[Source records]
● ● ●
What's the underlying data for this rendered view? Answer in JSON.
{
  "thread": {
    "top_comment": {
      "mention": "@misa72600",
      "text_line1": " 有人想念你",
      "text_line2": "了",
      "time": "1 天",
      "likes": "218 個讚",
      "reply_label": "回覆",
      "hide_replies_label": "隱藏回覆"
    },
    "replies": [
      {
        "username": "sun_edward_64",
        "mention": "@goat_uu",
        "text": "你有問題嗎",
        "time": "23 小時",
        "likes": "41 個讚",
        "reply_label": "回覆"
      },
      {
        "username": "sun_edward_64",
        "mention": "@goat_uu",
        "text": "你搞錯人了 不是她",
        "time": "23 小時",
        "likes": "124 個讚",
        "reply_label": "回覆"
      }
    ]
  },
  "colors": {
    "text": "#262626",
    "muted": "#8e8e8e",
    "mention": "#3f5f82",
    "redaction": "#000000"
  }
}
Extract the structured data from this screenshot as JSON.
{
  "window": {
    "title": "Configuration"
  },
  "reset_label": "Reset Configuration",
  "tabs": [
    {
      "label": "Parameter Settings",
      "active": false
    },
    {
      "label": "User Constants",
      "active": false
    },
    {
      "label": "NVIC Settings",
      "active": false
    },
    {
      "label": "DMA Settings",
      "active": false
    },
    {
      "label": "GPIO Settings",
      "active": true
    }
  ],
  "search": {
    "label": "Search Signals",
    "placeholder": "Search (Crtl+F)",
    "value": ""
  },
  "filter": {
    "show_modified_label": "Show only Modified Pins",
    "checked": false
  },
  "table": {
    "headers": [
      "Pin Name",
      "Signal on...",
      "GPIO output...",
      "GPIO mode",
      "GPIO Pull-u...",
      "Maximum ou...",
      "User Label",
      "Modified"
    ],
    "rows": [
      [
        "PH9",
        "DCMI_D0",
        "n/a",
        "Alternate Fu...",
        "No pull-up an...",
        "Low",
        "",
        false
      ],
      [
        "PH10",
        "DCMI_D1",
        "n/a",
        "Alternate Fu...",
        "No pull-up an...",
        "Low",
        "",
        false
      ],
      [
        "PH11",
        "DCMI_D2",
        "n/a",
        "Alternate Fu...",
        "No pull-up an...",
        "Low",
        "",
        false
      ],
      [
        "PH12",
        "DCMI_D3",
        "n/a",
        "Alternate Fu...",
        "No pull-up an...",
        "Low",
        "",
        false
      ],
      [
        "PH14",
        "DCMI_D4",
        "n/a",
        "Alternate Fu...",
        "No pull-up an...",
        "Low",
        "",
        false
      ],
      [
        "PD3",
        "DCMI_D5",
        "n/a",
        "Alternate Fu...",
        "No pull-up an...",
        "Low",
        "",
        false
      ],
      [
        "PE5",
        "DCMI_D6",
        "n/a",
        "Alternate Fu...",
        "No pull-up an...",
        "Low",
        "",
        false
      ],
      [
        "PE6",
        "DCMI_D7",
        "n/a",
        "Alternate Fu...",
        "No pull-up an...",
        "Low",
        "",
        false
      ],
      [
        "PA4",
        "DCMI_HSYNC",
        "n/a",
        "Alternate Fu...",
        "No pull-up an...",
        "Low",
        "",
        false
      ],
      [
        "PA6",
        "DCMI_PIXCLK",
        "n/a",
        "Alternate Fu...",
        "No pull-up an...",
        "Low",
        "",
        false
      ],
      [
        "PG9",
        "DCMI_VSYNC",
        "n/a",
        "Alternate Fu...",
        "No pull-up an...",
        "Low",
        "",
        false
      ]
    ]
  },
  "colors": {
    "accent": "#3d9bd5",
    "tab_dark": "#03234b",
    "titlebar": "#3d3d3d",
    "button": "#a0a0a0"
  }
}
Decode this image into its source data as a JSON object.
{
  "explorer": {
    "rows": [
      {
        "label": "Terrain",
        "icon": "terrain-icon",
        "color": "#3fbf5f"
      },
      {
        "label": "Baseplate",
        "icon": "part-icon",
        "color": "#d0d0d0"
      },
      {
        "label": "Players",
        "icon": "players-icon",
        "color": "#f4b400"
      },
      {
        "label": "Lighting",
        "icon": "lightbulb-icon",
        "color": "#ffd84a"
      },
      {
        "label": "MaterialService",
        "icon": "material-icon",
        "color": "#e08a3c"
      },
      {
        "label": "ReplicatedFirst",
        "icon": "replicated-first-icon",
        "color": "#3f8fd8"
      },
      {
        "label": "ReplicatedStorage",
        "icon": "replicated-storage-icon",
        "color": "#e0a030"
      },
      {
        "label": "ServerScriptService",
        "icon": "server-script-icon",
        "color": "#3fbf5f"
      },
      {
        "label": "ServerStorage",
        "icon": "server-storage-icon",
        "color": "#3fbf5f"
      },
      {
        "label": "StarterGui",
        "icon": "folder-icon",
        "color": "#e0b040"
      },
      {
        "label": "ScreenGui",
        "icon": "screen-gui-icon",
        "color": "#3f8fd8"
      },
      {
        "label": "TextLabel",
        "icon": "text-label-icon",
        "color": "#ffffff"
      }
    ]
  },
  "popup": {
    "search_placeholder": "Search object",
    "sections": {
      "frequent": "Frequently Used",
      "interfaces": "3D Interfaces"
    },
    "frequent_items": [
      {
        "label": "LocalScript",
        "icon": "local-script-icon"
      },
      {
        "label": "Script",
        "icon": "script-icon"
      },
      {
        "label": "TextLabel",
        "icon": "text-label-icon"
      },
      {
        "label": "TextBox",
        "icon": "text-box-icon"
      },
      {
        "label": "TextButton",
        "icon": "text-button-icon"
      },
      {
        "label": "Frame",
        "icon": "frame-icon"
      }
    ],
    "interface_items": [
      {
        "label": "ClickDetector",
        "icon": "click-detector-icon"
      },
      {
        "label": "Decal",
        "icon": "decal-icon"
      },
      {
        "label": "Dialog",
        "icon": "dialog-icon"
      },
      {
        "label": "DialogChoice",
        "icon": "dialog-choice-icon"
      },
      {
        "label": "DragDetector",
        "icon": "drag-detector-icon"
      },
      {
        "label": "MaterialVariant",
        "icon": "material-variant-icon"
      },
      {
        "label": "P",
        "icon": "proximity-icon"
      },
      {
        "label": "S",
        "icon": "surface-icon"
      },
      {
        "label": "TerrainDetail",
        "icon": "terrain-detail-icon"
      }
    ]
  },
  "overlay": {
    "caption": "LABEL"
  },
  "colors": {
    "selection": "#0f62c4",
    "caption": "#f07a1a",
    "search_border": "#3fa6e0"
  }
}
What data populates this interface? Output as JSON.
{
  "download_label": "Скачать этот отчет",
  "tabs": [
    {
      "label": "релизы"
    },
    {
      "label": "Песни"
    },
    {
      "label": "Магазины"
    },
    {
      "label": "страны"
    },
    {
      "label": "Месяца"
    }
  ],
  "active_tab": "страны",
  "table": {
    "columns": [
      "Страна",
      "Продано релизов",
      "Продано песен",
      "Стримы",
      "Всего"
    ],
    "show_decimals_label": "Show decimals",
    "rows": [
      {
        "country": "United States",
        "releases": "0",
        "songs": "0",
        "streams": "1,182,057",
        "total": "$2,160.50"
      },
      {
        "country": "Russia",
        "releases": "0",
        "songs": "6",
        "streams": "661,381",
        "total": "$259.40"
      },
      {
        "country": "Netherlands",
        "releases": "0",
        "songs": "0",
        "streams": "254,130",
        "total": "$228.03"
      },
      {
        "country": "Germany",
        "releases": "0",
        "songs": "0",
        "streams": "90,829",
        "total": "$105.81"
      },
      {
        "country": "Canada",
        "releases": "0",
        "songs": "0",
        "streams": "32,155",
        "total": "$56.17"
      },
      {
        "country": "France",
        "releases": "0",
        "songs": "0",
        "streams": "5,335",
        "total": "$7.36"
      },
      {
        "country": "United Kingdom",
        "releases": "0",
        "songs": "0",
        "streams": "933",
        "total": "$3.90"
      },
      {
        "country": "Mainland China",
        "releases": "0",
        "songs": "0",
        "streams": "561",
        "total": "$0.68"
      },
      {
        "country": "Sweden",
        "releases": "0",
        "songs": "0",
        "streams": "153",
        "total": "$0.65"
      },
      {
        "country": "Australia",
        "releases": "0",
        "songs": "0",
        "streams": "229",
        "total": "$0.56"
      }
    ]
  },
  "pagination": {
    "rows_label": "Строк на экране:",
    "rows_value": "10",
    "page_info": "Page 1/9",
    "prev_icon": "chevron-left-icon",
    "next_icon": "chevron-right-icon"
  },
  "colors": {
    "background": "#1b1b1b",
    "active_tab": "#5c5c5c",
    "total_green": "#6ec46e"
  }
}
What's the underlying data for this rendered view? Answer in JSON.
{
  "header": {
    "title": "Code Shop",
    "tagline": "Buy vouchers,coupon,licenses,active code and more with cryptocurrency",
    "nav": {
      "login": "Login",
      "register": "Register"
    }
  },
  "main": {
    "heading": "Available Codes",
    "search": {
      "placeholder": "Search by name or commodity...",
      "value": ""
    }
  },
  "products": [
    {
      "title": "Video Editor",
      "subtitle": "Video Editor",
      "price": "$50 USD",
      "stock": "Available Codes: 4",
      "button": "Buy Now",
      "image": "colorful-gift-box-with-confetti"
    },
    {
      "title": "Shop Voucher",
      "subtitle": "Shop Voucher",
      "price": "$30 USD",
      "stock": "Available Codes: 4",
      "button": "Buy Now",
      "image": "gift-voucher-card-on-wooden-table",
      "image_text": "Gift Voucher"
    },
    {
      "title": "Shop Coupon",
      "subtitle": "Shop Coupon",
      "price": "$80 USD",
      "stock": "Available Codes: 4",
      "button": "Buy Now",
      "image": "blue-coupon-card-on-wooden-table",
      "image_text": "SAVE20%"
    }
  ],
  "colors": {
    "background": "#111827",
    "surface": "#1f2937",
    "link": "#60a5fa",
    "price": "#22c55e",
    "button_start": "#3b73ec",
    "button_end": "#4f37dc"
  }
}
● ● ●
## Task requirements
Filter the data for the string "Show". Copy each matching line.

## Reply
    "show_modified_label": "Show only Modified Pins",
    "show_decimals_label": "Show decimals",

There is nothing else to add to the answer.